Sometimes, people forget. Truth bombs are deployed — Nine Club Ipod-cast co-host Roger Bagley lit one such fuse during last week’s newsmaking Marc Johnson interview, which turned, as it must, toward the claustrophobic pachyderm that had eluded the rest of the skate media world for the preceding nine months, Marc Johnson’s messy break-up with the Crailtap camp amid his move from Lakai to Adidas. “You didn’t do anything wrong,” Roger Bagley said. “Skateboard shoe companies make shitty shoes. Nike, Adidas, Converse make really great shoes. People got tired of buying shitty shoes and decided to start buying really good shoes. Their business started hurting.”

He elaborated on Instagram: the_breadcrumb_trail@thattomcox I never called them out…and they know what I meant by the comment. They make good shoes and they try their best to make the best possible shoes they can for a good price, but the majority of brands out there make garbage. Everyone wants to stay “core” …but, when it comes to spending $75 on a pair of shoes that aren’t comfortable on your feet versus spending that money on something that feels amazing…I know where I’m spending my money. Don’t get me wrong, I’m wearing @esskateboarding right now…but, the fact is “core” brands can’t produce a shoe at the same quality as these corporations….and the sad fact is people aren’t buying “core” skate shoes at the shops like they used to…and people can blame it on the corporations ability to market the shit out their products to the masses…but, when it comes down to it they just make a better product and “core” brands can’t compete

Skateboarders for many years nursed a guilt complex over purchasing shoes and other products from international shoe merchandisers, which had spent decades of years and millions of dollars building up the athletes, major-league sport organizations and associated fanbases that many picked up a skateboard to avoid in the first place. Whereas various tennis shoes and basketball sneakers got put to griptape out of necessity in the early days, most of these eventually were cast aside in favor of skateboard industry-birthed footwear concerns that promised flatness of sole, adherence to rapidly shifting fashions and a pureness of heart that could never be matched by corporate mega-cobblers’ social responsibility covenants.

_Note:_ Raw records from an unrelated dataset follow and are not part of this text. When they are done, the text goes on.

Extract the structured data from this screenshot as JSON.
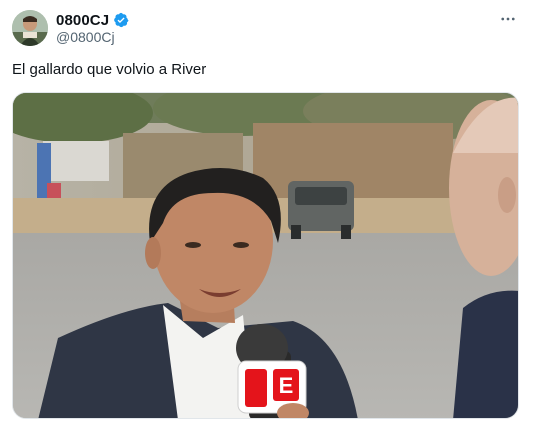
{
  "tweet": {
    "display_name": "0800CJ",
    "handle": "@0800Cj",
    "text": "El gallardo que volvio a River",
    "verified": true,
    "more_icon": "more-horizontal-icon",
    "verified_icon": "verified-badge-icon",
    "media": {
      "microphone_logo": "E",
      "alt": "photo"
    }
  },
  "colors": {
    "verified": "#1d9bf0",
    "text_primary": "#0f1419",
    "text_secondary": "#536471",
    "espn_red": "#e4141b"
  }
}
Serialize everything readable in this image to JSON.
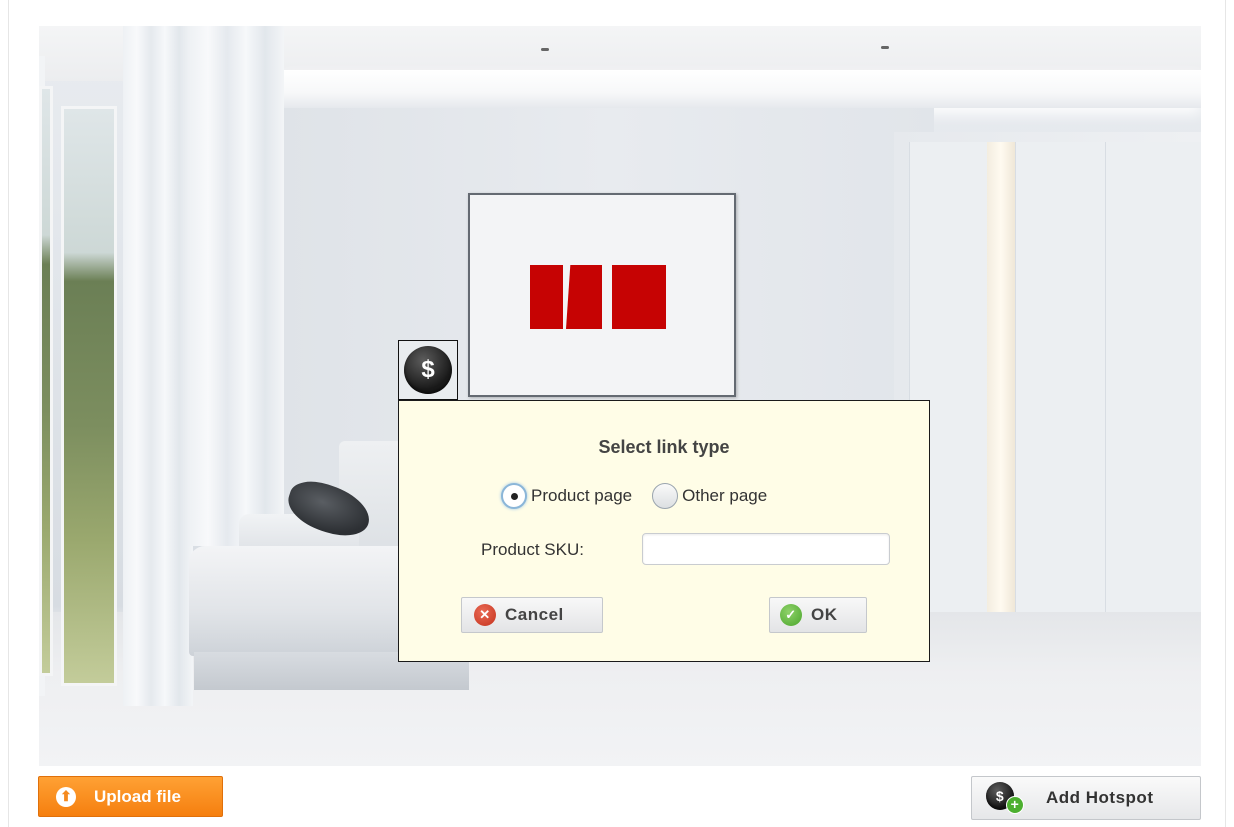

But was it all FUBU or BUFU? Duffs shoes, out of the World Industries empire that was, did little to hide the human, environmental and moral toll exacted by Cobnobblers and Strombolis. The cultural crimes of the D3 often are mentioned, but less discussed are funny-sounding enablers such as the Oarb. As skateboarding collectively rejoiced in Tony Hawk’s 900 spin achievement, the validation that only can come from a blockbuster video game franchise, and all of the ensuing merchandise sales, did the irrational exuberance only serve to throw a garish, overpriced and low-quality shoe-shaped blanket over a truly horrific era, before the global shoe makers deigned to begin supplying skateboarding in earnest starting around 2003?

One marvels to think about what could have been possible had bulge bracket footwear companies been wholeheartedly embraced instead of rejected. Properly shod, Jamie Thomas, for instance, perhaps could have landed the Leap of Faith. Or, Bob Burnquist might have landed those couple Transworld covers. If Marc Johnson hadn’t waited until 2016 to move to Adidas, could his ‘Fully Flared’ part have been 26 minutes long? Backed by corporate shoe money, could ‘The End’ have offered more realistic pyrotechnics? If DGK had clung to the Reebok deal, could ‘Parental Advisory’ have offered a Jay-Z cameo instead of Beanie Siegel?

Should skate shoe companies just give up already and thank Nike and Adidas for letting them do business as long as they have? Will the late 1980s through the early 2000s in future decades be regarded as a dark age, or will technology eventually provide a way to retroactively apply VX-quality swooshes and stripes and circular stars to lesser shoes, as a form of atonement? Does VF Corp.’s Vans count as a skate shoe company or the other kind?